Entries from a dataset of interfaces
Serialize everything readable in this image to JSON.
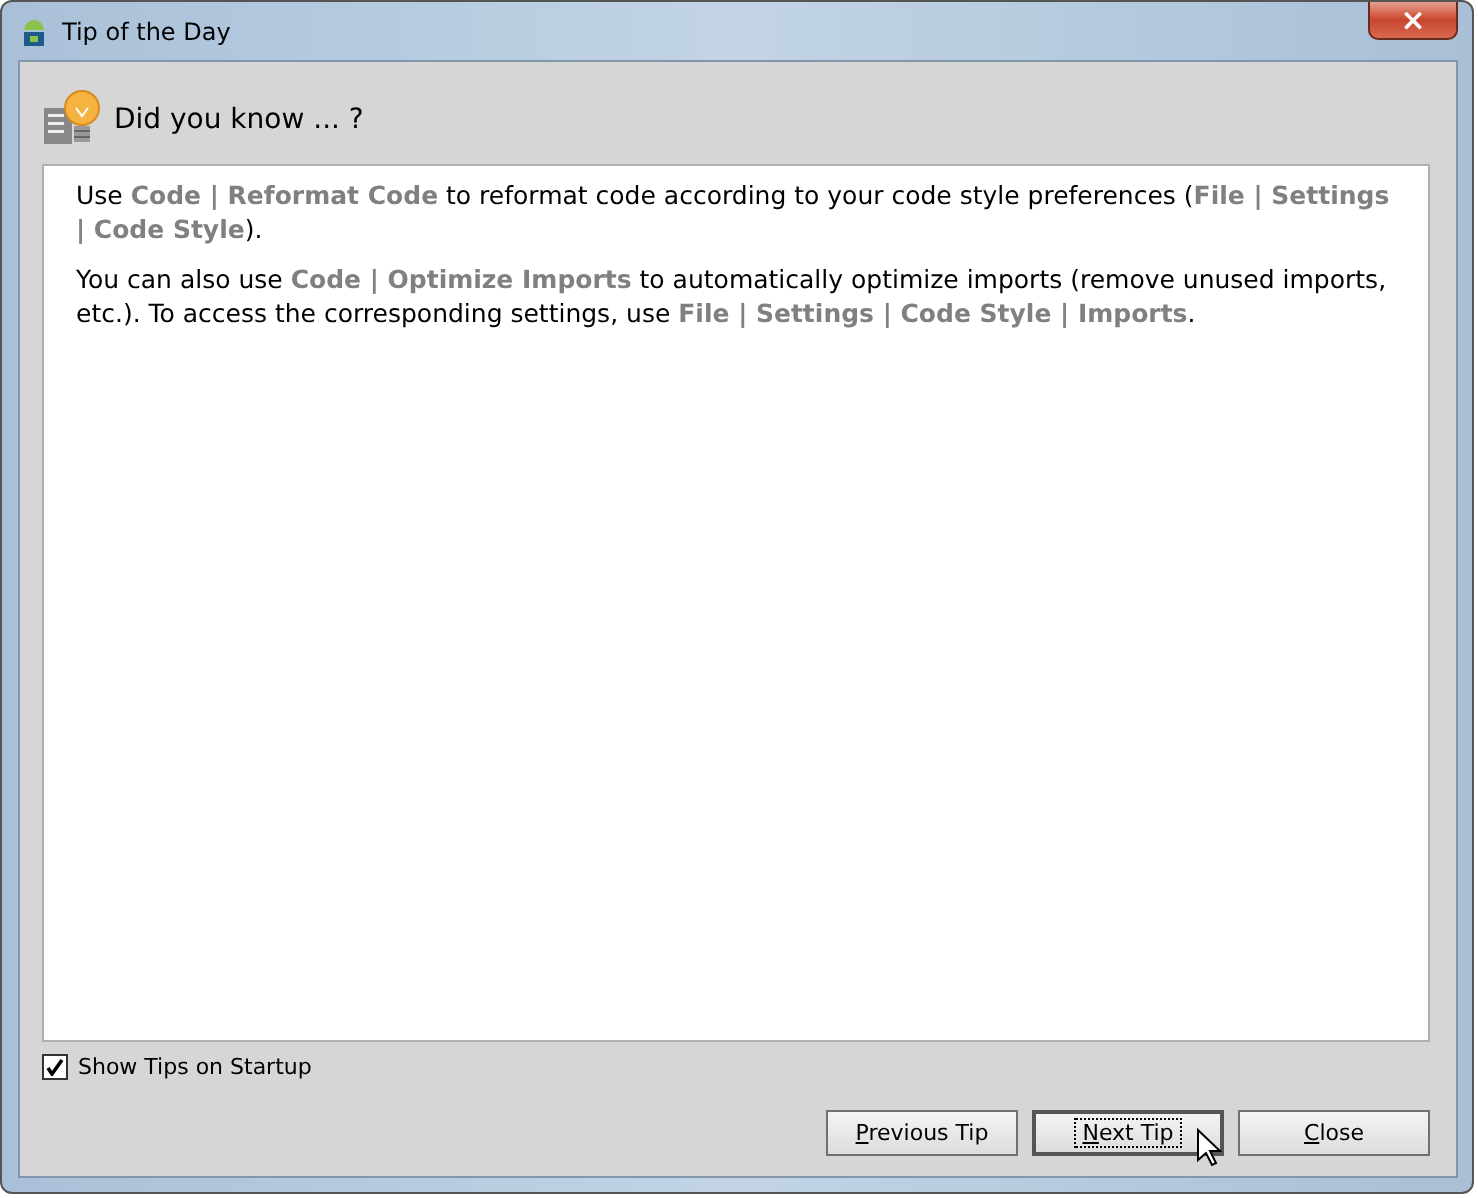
{
  "window": {
    "title": "Tip of the Day",
    "close": "×"
  },
  "heading": "Did you know ... ?",
  "paragraphs": [
    "Use **Code | Reformat Code** to reformat code according to your code style preferences (**File | Settings | Code Style**).",
    "You can also use **Code | Optimize Imports** to automatically optimize imports (remove unused imports, etc.). To access the corresponding settings, use **File | Settings | Code Style | Imports**."
  ],
  "show_tips": {
    "label": "Show Tips on Startup",
    "checked": true
  },
  "buttons": [
    {
      "label": "Previous Tip",
      "focused": false
    },
    {
      "label": "Next Tip",
      "focused": true
    },
    {
      "label": "Close",
      "focused": false
    }
  ]
}
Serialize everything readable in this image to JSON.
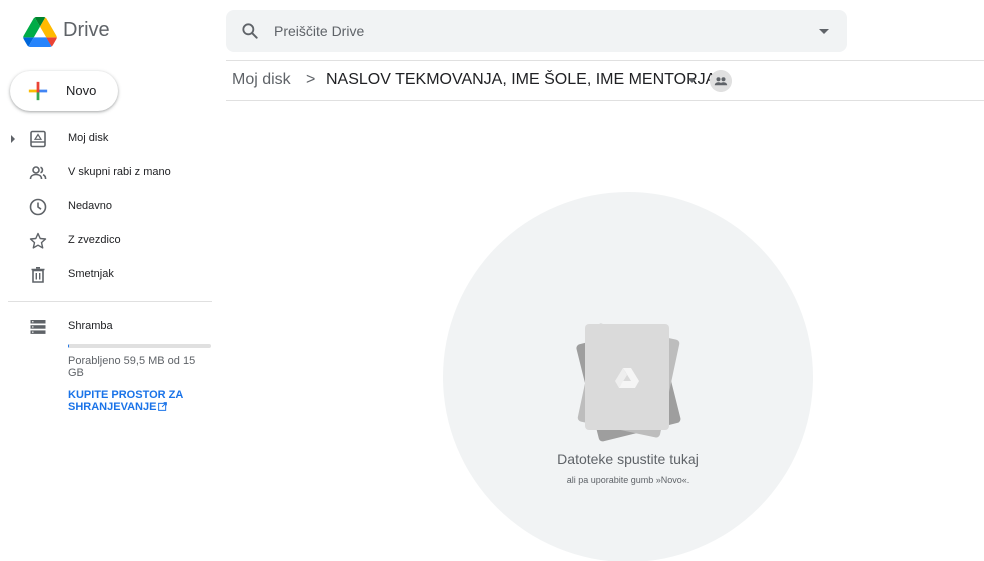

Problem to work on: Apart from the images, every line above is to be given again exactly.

Exercise result:
Serialize everything readable in this image to JSON.
{
  "window": {
    "title": "Tip of the Day",
    "close": "×"
  },
  "heading": "Did you know ... ?",
  "paragraphs": [
    "Use **Code | Reformat Code** to reformat code according to your code style preferences (**File | Settings | Code Style**).",
    "You can also use **Code | Optimize Imports** to automatically optimize imports (remove unused imports, etc.). To access the corresponding settings, use **File | Settings | Code Style | Imports**."
  ],
  "show_tips": {
    "label": "Show Tips on Startup",
    "checked": true
  },
  "buttons": [
    {
      "label": "Previous Tip",
      "focused": false
    },
    {
      "label": "Next Tip",
      "focused": true
    },
    {
      "label": "Close",
      "focused": false
    }
  ]
}
Serialize everything readable in this image to JSON.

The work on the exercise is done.